Last week a friend told me a story that quickly spread throughout her global company. A number of executives were on a Zoom call. One woman on the call was likely unwinding from another stressful week. She had recently written a speech for their company president's televised meeting with President Trump. She had a very short timeline with frequent revisions.
Everyone was, of course, joining the meeting from their homes. With so many people new to this technology, I suppose this has played out multiple times in various settings. A short while into the call, a fellow executive sent her a private text message that her camera was on and if left on, she should likely be wearing more than just her underwear.
Separately, perhaps you saw SNL this past weekend, finally back from the video hiatus so many programs have been on. On the show, the woman takes her camera to the bathroom as her co-workers look on in horror and try to stop her from creating a visual they won't be able to unsee.
As the organizer of your meeting, you're unlikely to make that kind of mistake. But its hard to predict when you might need to be on a call, large or small, and need to be at your best. Some meetings carry more gravity than others. There are plenty of lurking surprises that you can avoid by being prepared. This can include video call coaching.
"Just dive in and make mistakes," is one line of thinking I've heard about doing online meetings and events. This can be good advice, depending on the situation. Consider this scenario…
You spend hours putting together an event. You have the date and time finally agreed to. You've set up the Zoom meeting and sent out the invitations. You have a good response from people anxious to participate. They are supportive, but also busy. It's your time to shine. You've rehearsed the event. You've timed out all of the segments and related graphics. You've taken steps to facilitate feedback via the chat and devised a way to monitor incoming comments and incorporate them into the event.
After all of that preparation and planning, you overlooked one detail and suddenly you have no audio. Or, you've recording the audio to post the event for others to watch, but it is distorted and fuzzy and impossible to listen to. And now it can't be recreated. The moment has passed.
In over 30 years of production, I've seen just about every mistake one can make - so you don't have to. Fortunately, I've avoided streaming from the toilet or meeting in my underwear…that I know of. Set up a free consultation to get checked out on the DynacomTV Webinar Cookbook (https://www.dynacomtv.com/calendar.html)
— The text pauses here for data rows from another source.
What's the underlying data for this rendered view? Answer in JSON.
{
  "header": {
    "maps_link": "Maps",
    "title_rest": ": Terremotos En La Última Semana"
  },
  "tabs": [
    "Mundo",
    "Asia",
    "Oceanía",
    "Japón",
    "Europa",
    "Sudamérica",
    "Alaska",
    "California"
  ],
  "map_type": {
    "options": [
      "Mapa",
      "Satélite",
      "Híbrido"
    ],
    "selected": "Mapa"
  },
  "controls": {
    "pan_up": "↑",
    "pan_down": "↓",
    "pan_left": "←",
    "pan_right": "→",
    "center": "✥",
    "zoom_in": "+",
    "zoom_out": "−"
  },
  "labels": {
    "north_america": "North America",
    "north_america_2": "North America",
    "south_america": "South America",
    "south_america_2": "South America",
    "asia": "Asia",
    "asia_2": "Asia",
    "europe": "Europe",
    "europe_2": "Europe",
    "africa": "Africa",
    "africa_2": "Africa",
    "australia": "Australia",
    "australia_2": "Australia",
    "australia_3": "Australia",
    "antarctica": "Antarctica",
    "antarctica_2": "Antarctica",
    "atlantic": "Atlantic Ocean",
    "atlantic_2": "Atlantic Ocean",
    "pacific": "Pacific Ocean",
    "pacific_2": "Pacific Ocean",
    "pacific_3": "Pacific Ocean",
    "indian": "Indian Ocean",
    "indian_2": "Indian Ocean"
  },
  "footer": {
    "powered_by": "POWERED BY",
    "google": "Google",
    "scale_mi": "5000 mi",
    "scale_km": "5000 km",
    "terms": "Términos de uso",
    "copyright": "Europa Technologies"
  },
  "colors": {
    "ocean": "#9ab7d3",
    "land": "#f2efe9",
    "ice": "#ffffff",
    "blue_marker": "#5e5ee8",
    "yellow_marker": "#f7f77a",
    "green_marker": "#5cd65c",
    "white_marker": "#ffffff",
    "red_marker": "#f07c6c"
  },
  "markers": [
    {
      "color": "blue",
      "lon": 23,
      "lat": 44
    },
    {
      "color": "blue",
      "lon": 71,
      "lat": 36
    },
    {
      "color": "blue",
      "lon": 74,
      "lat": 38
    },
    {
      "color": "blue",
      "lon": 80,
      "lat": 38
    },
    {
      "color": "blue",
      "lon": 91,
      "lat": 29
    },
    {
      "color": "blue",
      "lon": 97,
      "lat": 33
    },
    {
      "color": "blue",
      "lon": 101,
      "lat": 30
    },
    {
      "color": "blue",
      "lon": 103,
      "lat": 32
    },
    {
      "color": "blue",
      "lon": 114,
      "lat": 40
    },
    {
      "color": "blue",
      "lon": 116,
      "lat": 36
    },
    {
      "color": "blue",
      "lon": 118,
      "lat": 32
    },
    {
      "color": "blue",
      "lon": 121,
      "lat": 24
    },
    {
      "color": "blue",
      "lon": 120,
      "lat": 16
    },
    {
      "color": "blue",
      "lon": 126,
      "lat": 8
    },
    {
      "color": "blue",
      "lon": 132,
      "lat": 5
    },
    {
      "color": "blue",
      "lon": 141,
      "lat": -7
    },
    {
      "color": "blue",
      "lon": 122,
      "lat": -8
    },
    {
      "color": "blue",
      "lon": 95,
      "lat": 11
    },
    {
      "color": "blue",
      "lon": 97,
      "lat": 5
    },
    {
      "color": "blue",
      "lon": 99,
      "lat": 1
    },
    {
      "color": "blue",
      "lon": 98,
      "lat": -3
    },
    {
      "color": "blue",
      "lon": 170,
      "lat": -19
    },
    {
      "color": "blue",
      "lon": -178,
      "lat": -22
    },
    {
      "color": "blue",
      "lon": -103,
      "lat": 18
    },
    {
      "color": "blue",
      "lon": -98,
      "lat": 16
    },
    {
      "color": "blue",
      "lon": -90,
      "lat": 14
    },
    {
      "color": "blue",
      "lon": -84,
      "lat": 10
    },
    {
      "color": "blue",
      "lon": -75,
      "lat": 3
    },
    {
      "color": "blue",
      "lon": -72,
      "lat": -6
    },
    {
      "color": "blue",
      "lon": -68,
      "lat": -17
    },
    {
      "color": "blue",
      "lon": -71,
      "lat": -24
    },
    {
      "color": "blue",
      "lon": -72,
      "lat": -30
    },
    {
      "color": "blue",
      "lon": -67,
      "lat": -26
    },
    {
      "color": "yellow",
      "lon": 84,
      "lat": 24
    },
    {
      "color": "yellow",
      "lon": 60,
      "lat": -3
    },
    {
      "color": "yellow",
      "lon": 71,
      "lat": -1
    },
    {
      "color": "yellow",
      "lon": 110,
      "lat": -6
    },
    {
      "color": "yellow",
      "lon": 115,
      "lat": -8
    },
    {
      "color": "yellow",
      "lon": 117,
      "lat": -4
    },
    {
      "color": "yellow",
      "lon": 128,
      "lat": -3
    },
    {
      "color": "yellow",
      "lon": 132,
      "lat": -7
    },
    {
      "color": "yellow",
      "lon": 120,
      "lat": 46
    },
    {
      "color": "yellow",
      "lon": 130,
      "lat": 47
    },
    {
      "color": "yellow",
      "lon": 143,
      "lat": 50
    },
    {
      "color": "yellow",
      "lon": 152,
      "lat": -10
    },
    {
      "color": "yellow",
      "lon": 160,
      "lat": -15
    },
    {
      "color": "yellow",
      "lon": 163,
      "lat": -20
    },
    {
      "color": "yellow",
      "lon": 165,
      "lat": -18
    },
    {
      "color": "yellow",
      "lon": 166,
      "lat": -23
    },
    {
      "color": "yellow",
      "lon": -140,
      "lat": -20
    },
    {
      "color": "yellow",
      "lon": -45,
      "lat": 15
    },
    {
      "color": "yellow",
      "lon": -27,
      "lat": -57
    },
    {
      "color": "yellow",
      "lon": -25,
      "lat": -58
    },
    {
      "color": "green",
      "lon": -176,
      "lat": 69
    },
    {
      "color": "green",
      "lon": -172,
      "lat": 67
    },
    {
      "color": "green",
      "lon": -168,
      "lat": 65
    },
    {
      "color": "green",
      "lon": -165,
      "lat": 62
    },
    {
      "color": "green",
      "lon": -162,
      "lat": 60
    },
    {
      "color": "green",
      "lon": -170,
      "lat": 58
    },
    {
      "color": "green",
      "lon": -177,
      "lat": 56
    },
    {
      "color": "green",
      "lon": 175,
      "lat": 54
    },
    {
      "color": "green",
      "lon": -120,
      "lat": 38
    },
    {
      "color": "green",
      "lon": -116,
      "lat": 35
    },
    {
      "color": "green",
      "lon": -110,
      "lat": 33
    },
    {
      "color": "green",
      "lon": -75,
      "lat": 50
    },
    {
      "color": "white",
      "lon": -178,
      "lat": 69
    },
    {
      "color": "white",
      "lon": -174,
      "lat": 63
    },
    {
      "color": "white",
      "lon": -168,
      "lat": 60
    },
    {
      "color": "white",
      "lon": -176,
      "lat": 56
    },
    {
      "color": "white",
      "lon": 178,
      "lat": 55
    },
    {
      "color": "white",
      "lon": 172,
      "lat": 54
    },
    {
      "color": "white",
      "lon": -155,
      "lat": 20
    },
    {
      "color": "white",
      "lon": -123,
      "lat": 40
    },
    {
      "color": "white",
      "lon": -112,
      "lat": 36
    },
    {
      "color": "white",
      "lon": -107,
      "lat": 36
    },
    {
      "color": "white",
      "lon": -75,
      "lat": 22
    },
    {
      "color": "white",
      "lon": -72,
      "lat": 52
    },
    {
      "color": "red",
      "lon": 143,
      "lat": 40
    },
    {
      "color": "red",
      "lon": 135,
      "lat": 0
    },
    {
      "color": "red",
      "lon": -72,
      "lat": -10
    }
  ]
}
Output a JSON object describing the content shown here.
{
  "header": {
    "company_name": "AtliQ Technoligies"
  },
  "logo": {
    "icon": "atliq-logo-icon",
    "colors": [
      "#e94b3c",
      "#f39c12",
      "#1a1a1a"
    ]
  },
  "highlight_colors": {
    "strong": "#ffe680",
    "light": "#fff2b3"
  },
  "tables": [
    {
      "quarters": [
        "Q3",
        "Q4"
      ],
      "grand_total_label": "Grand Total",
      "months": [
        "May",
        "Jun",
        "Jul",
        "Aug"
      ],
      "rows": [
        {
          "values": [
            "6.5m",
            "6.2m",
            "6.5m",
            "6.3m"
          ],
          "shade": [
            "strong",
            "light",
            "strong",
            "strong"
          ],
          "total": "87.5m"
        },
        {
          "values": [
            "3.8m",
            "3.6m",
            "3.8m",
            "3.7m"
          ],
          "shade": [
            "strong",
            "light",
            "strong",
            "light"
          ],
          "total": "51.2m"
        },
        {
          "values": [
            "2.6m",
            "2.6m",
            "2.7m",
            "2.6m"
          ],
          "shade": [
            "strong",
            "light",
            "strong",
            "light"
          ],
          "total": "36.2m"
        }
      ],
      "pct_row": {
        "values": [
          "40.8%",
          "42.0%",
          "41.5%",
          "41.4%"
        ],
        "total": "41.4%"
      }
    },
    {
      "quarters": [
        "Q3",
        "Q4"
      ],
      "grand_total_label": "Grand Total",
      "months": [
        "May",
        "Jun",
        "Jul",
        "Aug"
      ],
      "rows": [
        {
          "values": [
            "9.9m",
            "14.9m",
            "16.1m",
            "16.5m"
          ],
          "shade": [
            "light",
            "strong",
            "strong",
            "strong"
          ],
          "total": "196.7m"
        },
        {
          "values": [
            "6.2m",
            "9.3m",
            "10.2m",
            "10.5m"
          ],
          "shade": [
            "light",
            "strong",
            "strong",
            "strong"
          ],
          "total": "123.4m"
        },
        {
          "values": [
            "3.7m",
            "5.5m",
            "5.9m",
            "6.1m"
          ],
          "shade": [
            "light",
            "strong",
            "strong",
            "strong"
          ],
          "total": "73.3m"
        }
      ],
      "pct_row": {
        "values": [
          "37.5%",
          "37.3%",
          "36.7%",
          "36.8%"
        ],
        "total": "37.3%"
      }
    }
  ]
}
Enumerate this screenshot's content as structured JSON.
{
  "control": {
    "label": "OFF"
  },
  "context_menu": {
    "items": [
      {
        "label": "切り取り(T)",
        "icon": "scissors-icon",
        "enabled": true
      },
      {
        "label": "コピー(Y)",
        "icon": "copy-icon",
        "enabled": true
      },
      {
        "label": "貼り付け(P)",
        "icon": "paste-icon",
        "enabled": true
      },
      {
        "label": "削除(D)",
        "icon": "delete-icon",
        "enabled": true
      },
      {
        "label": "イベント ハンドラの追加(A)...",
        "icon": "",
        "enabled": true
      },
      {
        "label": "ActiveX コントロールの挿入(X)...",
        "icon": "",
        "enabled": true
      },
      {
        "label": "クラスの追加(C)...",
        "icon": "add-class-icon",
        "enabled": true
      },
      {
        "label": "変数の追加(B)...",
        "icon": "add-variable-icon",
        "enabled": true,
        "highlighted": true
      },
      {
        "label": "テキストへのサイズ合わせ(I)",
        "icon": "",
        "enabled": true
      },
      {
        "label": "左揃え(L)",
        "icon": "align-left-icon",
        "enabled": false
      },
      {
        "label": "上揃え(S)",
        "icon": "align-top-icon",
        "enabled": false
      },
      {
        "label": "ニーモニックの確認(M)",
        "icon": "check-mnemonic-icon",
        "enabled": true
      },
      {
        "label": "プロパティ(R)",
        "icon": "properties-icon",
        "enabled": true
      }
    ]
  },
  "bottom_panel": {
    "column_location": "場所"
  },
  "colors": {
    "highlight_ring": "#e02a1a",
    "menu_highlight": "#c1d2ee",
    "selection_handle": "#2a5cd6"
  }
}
I first met Mark Cuban at an Infocomm show in Orlando in the late 90's. We had each finished our talks in the conference room there and the pressure was off for a moment. At the time I had just helped produced BP's first worldwide webcasts over their intranet. We were just starting to work with Mark's company, Broadcast.com, to expand our work for BP webcasting via other technologies. We had developed our own tools, but were impressed with what he had put together as a packaged service. We were not alone.
Mark was welcoming and focused. He told me he'd love to talk, but he was heading to the gym, and would I like to join him there for a workout. At the time, I had another appointment to get to and had to decline, but made plans to visit his offices in Dallas and he gave me his contact info. Mark was notorious for responding to emails (back then) and for that I was appreciative.
In Dallas, Mark had a cubicle, just like everyone else in their large work space. Well, I think Mark's cube was bigger than the others, but I was struck by his accessibility and openness. Eventually I left with my prized Broadcast.com denim shirt, something of a uniform there at the time. Within a couple of years, Mark sold the company for a reported $5.7 billion and went on to buy the Mavs.
Last night, Mark went on the air with CNN to talk about our new world. He is a great role model. I was struck by the fact that the guy who effectively invented video over IP was on screen with crappy lighting and virtually no thought to his backdrop (no green screen here). The information was in the audio, and there was no need to impress or create the notion he was anywhere else but on vacation with his family and taking a moment to speak to the nation.
There is a time and place for production value, but it is more important to deliver the message than it is to wait until conditions are perfect, with makeup and pro lighting. In this situation, the sound was clear and the message was delivered.
Consider your audience. Sometimes they just need real talk. If you have something important to say, let your voice be heard!
"Technical trouble spoils Joe Biden's first 'virtual town hall"
We want our leaders to succeed. That's why my brothers and sisters in television and video production are more important now than ever. Sure, we've slogged through major communications issues to bring the NBA, NFL, MLB, Olympics and other events for public viewing. But now, we have real messages to deliver. If you're planning an important event (from a simple Zoom meeting to a major announcement), consider to use professional technicians in your production. Some of the most talented, fun and friendly people I know and have had the privilege to work with are now available (for a limited time). Work with professionals!
Not to minimize the seriousness of this situation, but with the latest health concerns, companies are cancelling all non-essential travel. Many people will be producing their first ever webcasts and meetings. Even seasoned pros may just need a helping hand for an increased volume of events. Dynacom can help you with all aspects of planning and implementation. Contact us for more information.